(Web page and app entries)
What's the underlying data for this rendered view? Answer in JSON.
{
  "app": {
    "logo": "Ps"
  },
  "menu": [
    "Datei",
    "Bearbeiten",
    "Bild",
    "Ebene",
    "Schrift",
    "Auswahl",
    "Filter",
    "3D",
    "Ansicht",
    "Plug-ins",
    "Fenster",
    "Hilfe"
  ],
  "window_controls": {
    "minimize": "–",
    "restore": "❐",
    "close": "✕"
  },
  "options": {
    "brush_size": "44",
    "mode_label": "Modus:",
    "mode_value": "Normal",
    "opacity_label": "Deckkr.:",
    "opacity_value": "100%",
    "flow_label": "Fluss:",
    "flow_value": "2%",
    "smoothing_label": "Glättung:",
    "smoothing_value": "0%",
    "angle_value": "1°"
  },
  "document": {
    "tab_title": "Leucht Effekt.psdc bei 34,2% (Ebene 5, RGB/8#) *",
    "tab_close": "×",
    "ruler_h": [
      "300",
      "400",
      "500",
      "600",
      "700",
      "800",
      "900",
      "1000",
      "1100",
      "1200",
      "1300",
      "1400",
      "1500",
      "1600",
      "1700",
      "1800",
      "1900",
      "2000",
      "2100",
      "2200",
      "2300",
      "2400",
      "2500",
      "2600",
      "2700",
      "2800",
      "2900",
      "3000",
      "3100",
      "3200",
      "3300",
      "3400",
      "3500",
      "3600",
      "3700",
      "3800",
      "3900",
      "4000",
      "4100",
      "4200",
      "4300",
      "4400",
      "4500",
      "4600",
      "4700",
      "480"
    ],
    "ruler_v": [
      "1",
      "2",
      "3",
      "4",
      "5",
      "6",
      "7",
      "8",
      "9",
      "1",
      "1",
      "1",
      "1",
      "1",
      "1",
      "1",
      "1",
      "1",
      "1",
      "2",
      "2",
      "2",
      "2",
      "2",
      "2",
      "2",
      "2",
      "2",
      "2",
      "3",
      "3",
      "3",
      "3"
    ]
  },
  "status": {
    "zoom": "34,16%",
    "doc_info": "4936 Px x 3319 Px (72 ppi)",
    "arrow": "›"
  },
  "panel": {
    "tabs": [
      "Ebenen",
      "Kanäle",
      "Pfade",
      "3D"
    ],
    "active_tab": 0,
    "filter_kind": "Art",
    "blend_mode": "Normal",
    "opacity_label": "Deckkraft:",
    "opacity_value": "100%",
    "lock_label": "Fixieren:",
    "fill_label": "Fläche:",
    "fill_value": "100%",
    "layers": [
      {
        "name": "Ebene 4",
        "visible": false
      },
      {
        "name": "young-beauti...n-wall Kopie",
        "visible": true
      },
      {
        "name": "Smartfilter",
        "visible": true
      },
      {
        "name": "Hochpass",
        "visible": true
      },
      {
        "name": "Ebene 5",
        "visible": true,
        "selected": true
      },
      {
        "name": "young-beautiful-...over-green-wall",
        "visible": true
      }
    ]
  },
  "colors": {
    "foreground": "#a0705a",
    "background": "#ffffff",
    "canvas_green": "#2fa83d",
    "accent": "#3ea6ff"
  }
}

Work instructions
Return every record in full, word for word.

Solution to the problem
What's the underlying data for this rendered view? Answer in JSON.
{
  "app": {
    "logo": "Ps"
  },
  "menu": [
    "Datei",
    "Bearbeiten",
    "Bild",
    "Ebene",
    "Schrift",
    "Auswahl",
    "Filter",
    "3D",
    "Ansicht",
    "Plug-ins",
    "Fenster",
    "Hilfe"
  ],
  "window_controls": {
    "minimize": "–",
    "restore": "❐",
    "close": "✕"
  },
  "options": {
    "brush_size": "44",
    "mode_label": "Modus:",
    "mode_value": "Normal",
    "opacity_label": "Deckkr.:",
    "opacity_value": "100%",
    "flow_label": "Fluss:",
    "flow_value": "2%",
    "smoothing_label": "Glättung:",
    "smoothing_value": "0%",
    "angle_value": "1°"
  },
  "document": {
    "tab_title": "Leucht Effekt.psdc bei 34,2% (Ebene 5, RGB/8#) *",
    "tab_close": "×",
    "ruler_h": [
      "300",
      "400",
      "500",
      "600",
      "700",
      "800",
      "900",
      "1000",
      "1100",
      "1200",
      "1300",
      "1400",
      "1500",
      "1600",
      "1700",
      "1800",
      "1900",
      "2000",
      "2100",
      "2200",
      "2300",
      "2400",
      "2500",
      "2600",
      "2700",
      "2800",
      "2900",
      "3000",
      "3100",
      "3200",
      "3300",
      "3400",
      "3500",
      "3600",
      "3700",
      "3800",
      "3900",
      "4000",
      "4100",
      "4200",
      "4300",
      "4400",
      "4500",
      "4600",
      "4700",
      "480"
    ],
    "ruler_v": [
      "1",
      "2",
      "3",
      "4",
      "5",
      "6",
      "7",
      "8",
      "9",
      "1",
      "1",
      "1",
      "1",
      "1",
      "1",
      "1",
      "1",
      "1",
      "1",
      "2",
      "2",
      "2",
      "2",
      "2",
      "2",
      "2",
      "2",
      "2",
      "2",
      "3",
      "3",
      "3",
      "3"
    ]
  },
  "status": {
    "zoom": "34,16%",
    "doc_info": "4936 Px x 3319 Px (72 ppi)",
    "arrow": "›"
  },
  "panel": {
    "tabs": [
      "Ebenen",
      "Kanäle",
      "Pfade",
      "3D"
    ],
    "active_tab": 0,
    "filter_kind": "Art",
    "blend_mode": "Normal",
    "opacity_label": "Deckkraft:",
    "opacity_value": "100%",
    "lock_label": "Fixieren:",
    "fill_label": "Fläche:",
    "fill_value": "100%",
    "layers": [
      {
        "name": "Ebene 4",
        "visible": false
      },
      {
        "name": "young-beauti...n-wall Kopie",
        "visible": true
      },
      {
        "name": "Smartfilter",
        "visible": true
      },
      {
        "name": "Hochpass",
        "visible": true
      },
      {
        "name": "Ebene 5",
        "visible": true,
        "selected": true
      },
      {
        "name": "young-beautiful-...over-green-wall",
        "visible": true
      }
    ]
  },
  "colors": {
    "foreground": "#a0705a",
    "background": "#ffffff",
    "canvas_green": "#2fa83d",
    "accent": "#3ea6ff"
  }
}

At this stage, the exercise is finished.